PP:  Pray for the families of our church, and especially the relation-ships between fathers and their children. Ask God to break you of pride, knowing that “pride comes before a fall” (Prov. 16:18). How does pride rear its ugly head in your life? Confess that to God. Pray for our nation, state, and local community to choose leaders who are wise and submissive to God and not full of arrogant pride.

Additional Readings: Mark 6:30-44; 1 Corinthians 11:1-16; Psalm 86


Read Judges 10-12

TAI: The theme of Judges is the downward spiral of Israel’s national and spiritual life into chaos and apostasy, showing the need for a godly king to lead it. (ESVSB) What strikes you about the judges listed in these passages? Who was Jephthah and what was he known for? How was he treated by his family and fellow countrymen? What was he called upon to do and how did he respond? Note the diplomatic discussions between Jephthah and the Ammonites in 11:12-28.  How did Jephthah end the discussions in vs 27? What was Jephthah’s tragic vow?

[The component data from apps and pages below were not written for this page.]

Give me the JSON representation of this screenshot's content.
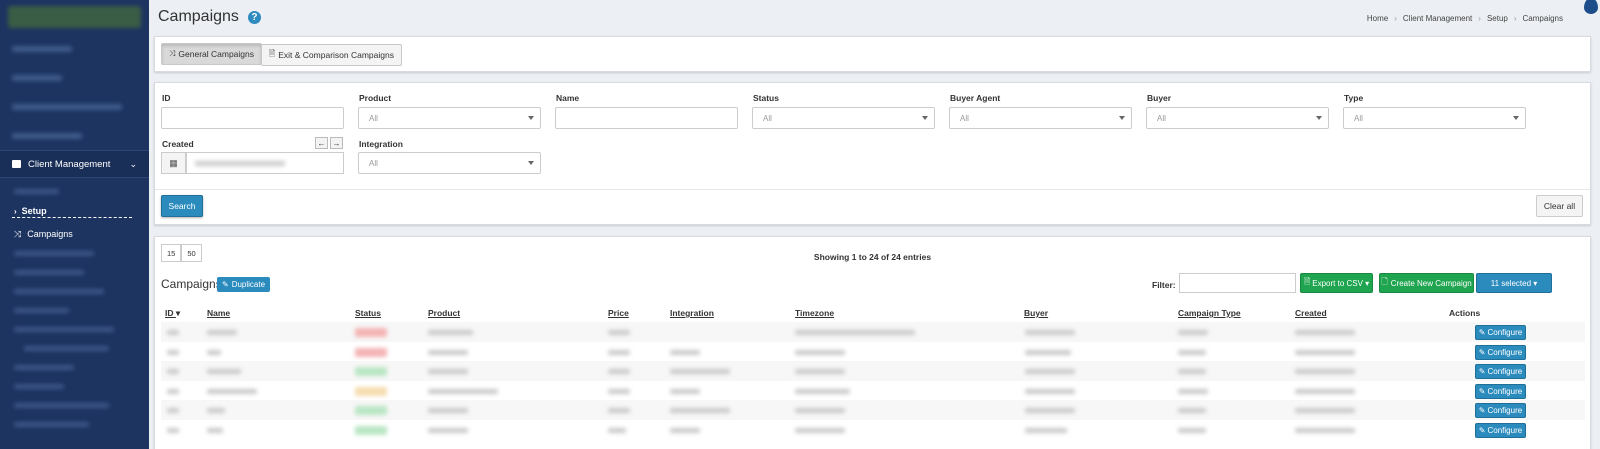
{
  "sidebar": {
    "section": "Client Management",
    "setup_label": "Setup",
    "campaigns_label": "Campaigns"
  },
  "header": {
    "title": "Campaigns",
    "help": "?",
    "breadcrumb": [
      "Home",
      "Client Management",
      "Setup",
      "Campaigns"
    ]
  },
  "tabs": {
    "general": "General Campaigns",
    "exit": "Exit & Comparison Campaigns"
  },
  "filters": {
    "id_label": "ID",
    "product_label": "Product",
    "product_value": "All",
    "name_label": "Name",
    "status_label": "Status",
    "status_value": "All",
    "buyer_agent_label": "Buyer Agent",
    "buyer_agent_value": "All",
    "buyer_label": "Buyer",
    "buyer_value": "All",
    "type_label": "Type",
    "type_value": "All",
    "created_label": "Created",
    "integration_label": "Integration",
    "integration_value": "All",
    "search_button": "Search",
    "clear_button": "Clear all"
  },
  "table": {
    "page_sizes": [
      "15",
      "50"
    ],
    "showing": "Showing 1 to 24 of 24 entries",
    "title": "Campaigns",
    "duplicate_button": "Duplicate",
    "filter_label": "Filter:",
    "export_button": "Export to CSV ▾",
    "create_button": "Create New Campaign",
    "selected_button": "11 selected ▾",
    "columns": [
      "ID",
      "Name",
      "Status",
      "Product",
      "Price",
      "Integration",
      "Timezone",
      "Buyer",
      "Campaign Type",
      "Created",
      "Actions"
    ],
    "id_sort_indicator": "▾",
    "configure_label": "Configure",
    "status_colors": [
      "#f4b4b4",
      "#f4b4b4",
      "#b9e6c4",
      "#f6ddb0",
      "#b9e6c4",
      "#b9e6c4"
    ]
  }
}
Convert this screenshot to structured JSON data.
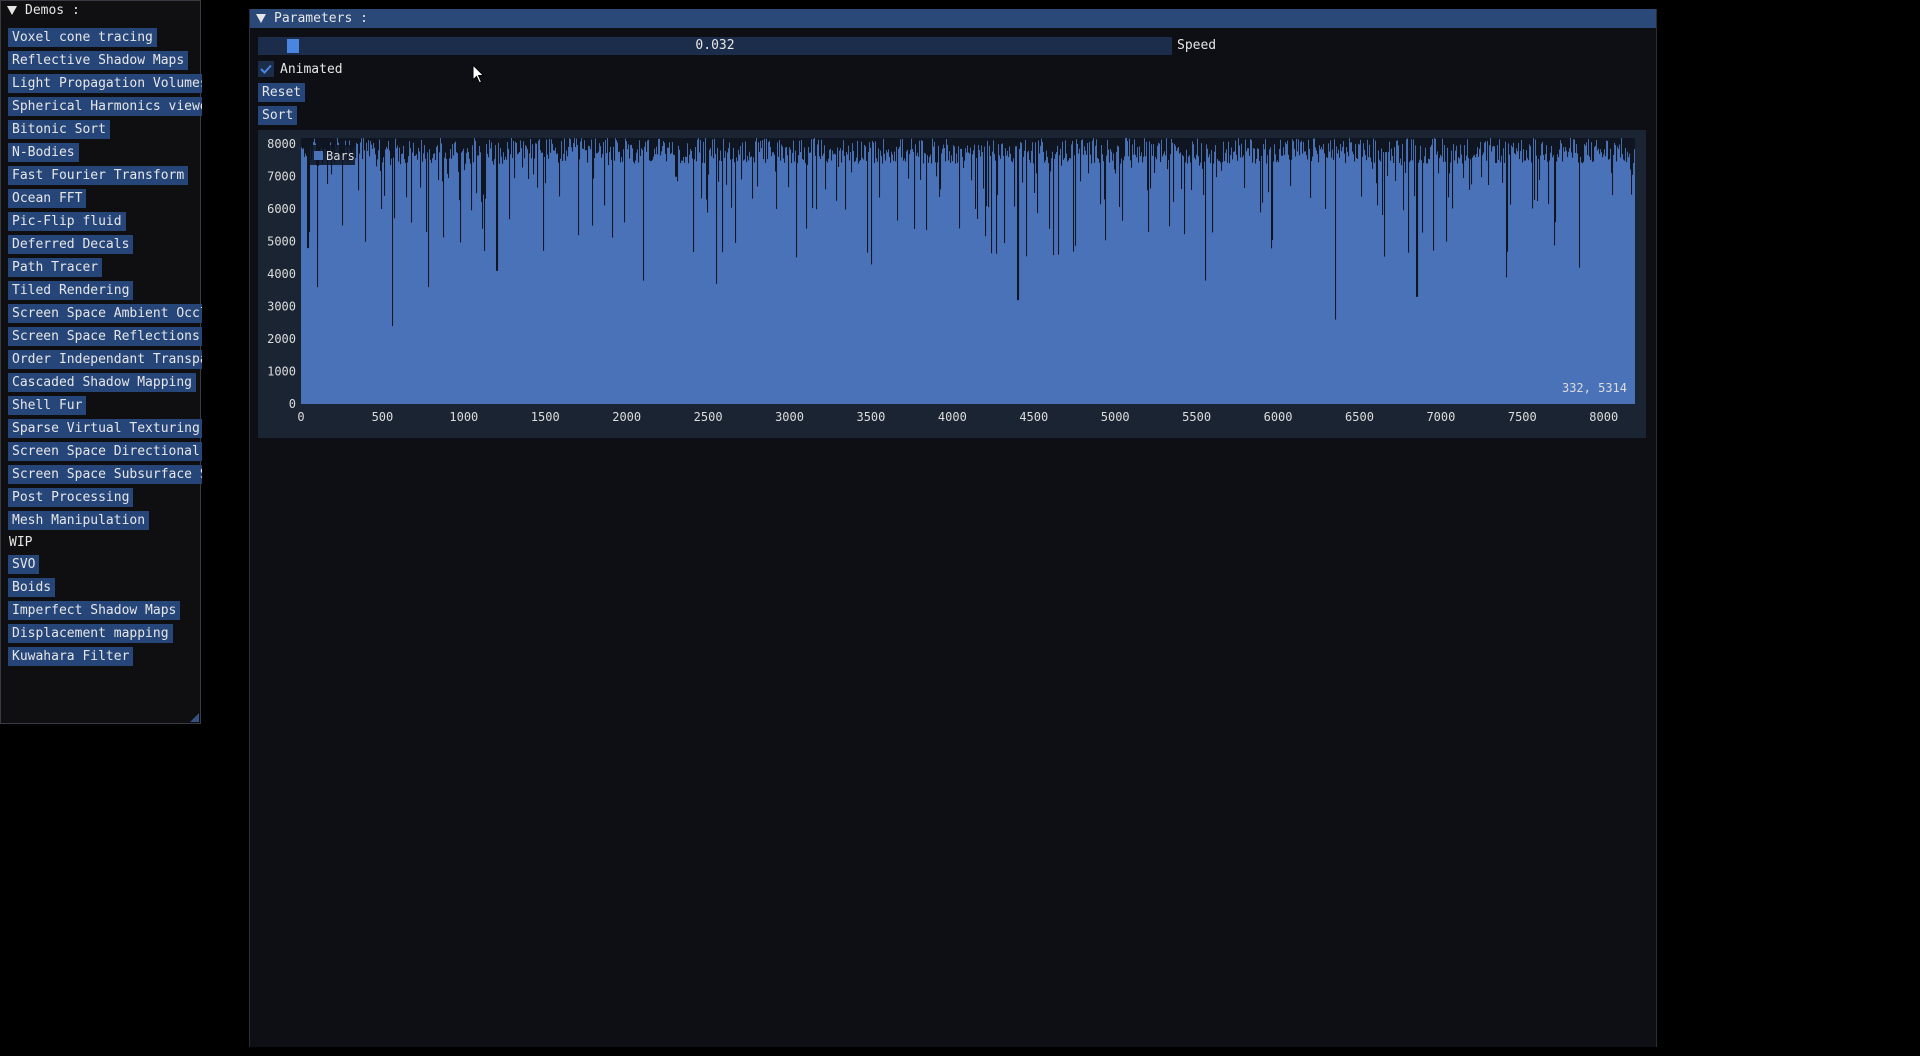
{
  "demos_window": {
    "title": "Demos :",
    "items": [
      "Voxel cone tracing",
      "Reflective Shadow Maps",
      "Light Propagation Volumes",
      "Spherical Harmonics viewer",
      "Bitonic Sort",
      "N-Bodies",
      "Fast Fourier Transform",
      "Ocean FFT",
      "Pic-Flip fluid",
      "Deferred Decals",
      "Path Tracer",
      "Tiled Rendering",
      "Screen Space Ambient Occlus",
      "Screen Space Reflections",
      "Order Independant Transpare",
      "Cascaded Shadow Mapping",
      "Shell Fur",
      "Sparse Virtual Texturing",
      "Screen Space Directional Oc",
      "Screen Space Subsurface Sca",
      "Post Processing",
      "Mesh Manipulation"
    ],
    "wip_label": "WIP",
    "wip_items": [
      "SVO",
      "Boids",
      "Imperfect Shadow Maps",
      "Displacement mapping",
      "Kuwahara Filter"
    ]
  },
  "params_window": {
    "title": "Parameters :",
    "speed": {
      "value": "0.032",
      "label": "Speed",
      "fraction": 0.032
    },
    "animated": {
      "label": "Animated",
      "checked": true
    },
    "reset_label": "Reset",
    "sort_label": "Sort"
  },
  "colors": {
    "accent": "#26467a",
    "title_active": "#2a4878",
    "plot_fill": "#4a72b8",
    "plot_bg": "#1a2433",
    "slider_grab": "#4a86e0"
  },
  "chart_data": {
    "type": "bar",
    "legend": [
      "Bars"
    ],
    "legend_position": "top-left",
    "hover_readout": "332, 5314",
    "xlim": [
      0,
      8192
    ],
    "ylim": [
      0,
      8192
    ],
    "x_ticks": [
      "0",
      "500",
      "1000",
      "1500",
      "2000",
      "2500",
      "3000",
      "3500",
      "4000",
      "4500",
      "5000",
      "5500",
      "6000",
      "6500",
      "7000",
      "7500",
      "8000"
    ],
    "y_ticks": [
      "0",
      "1000",
      "2000",
      "3000",
      "4000",
      "5000",
      "6000",
      "7000",
      "8000"
    ],
    "series": [
      {
        "name": "Bars",
        "count": 8192,
        "sample_x": [
          0,
          40,
          100,
          250,
          500,
          560,
          780,
          1000,
          1200,
          1500,
          1700,
          2100,
          2300,
          2550,
          2800,
          3100,
          3300,
          3500,
          3800,
          4150,
          4400,
          4500,
          4650,
          5000,
          5200,
          5550,
          5900,
          6350,
          6600,
          6850,
          7050,
          7400,
          7700,
          7850,
          8150
        ],
        "sample_y": [
          7900,
          4800,
          3600,
          5500,
          7600,
          2400,
          3600,
          7200,
          4100,
          6800,
          5200,
          3800,
          7000,
          3700,
          6700,
          5400,
          7300,
          4300,
          6900,
          5700,
          3200,
          6500,
          4600,
          7100,
          5300,
          3800,
          6200,
          2600,
          6800,
          3300,
          7100,
          3900,
          5600,
          4200,
          7600
        ],
        "notes_omitted": []
      }
    ]
  }
}
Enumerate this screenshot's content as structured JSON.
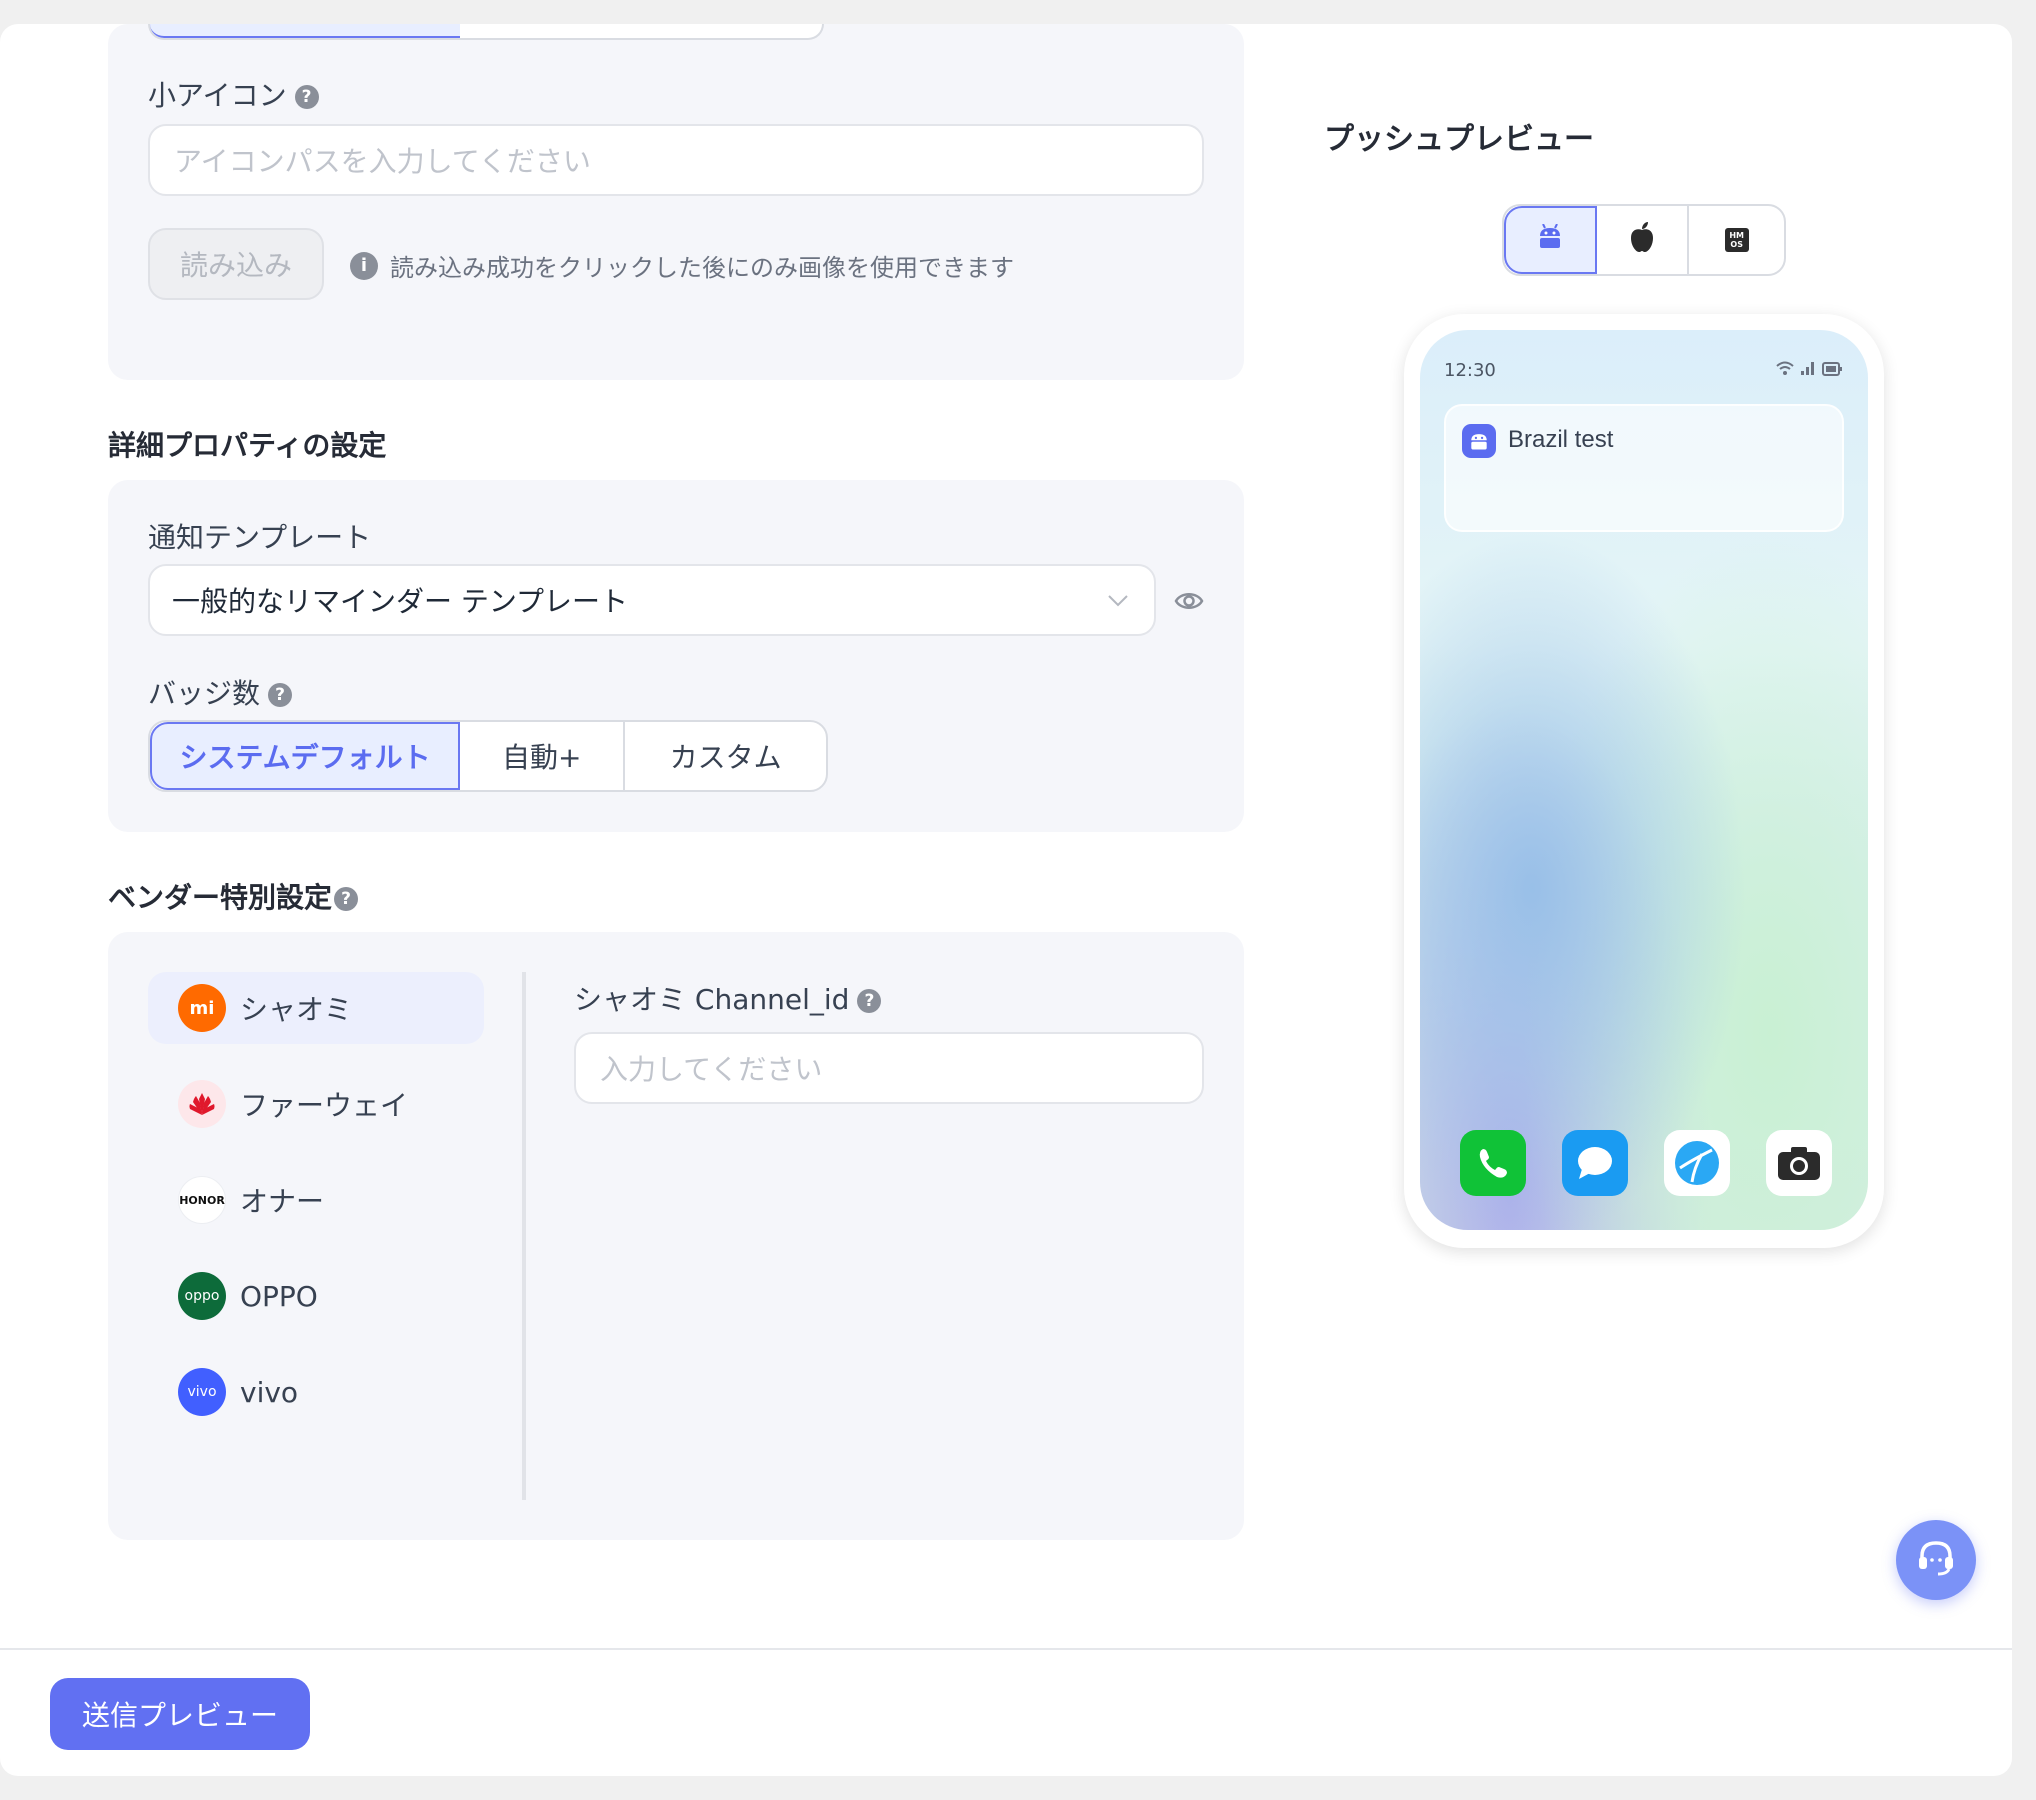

PP: Jephthah is a flawed judge because of his ancestry, because of his appointment by the elders rather than a direct call from God, and because of his foolish vow. He makes evident the need for permanent salvation through the coming line of King David. (ESVSB) We can see plenty of evidence today of downward spiral of national and spiritual life around the world. Pray for revival and that God would raise up leaders at all levels that would seek Him with all their heart.

Additional Readings:  Mark 6:45-56; 1 Corinthians 11:17-34; Psalm 87


Read Judges 13-15

TAI: Israel’s downward spiral continues, and Samson is the last of the judges. Note the circumstances surrounding his birth. Any similarities to other biblical characters? (Gen 16:1; 1 Sam 1:2; Luke 1:7) Samson’s exploits fall into two segments (ch 14-15 and ch 16). In this first segment, the Spirit of the Lord “rushed upon him” in three separate occasions. However, Samson also violated two of the three requirements of a Nazarite’s vow. Yet, it is evident that God was using Samson to accomplish His own purposes (14:4), even with Samson’s failures.  What does this reveal about God?

PP:  God’s sovereignty is on full display at the same time Samson is pursuing what seems right in his own eyes (14:3). God’s desire is to judge the Philistines and deliver Israel. Samson’s desire was to please himself. Are you willing to ask God to search your heart and reveal selfish desires that are opposed to His? Are you willing to acknowledge that God is ultimately in control of the affairs in your life?

Additional Readings: Mark 7:1-23; 1 Corinthians 12:1-13; Psalm 88


Read Hebrews 6

TAI & PP: While the first part of Hebrews 6 continues the theme of MATURITY and the exhortation to grow into maturity in Christ; the last part of the chapter offers the encouragement of the certainty of God’s promise for blessing. What is the “sure and steadfast anchor of the soul”? Pray for Tanner Leuthold, who will be preaching on this passage this Sunday. Ask God to guide Tanner in his study and preparation. Ask God to prepare your heart to hear from Him through this passage and to respond in obedience.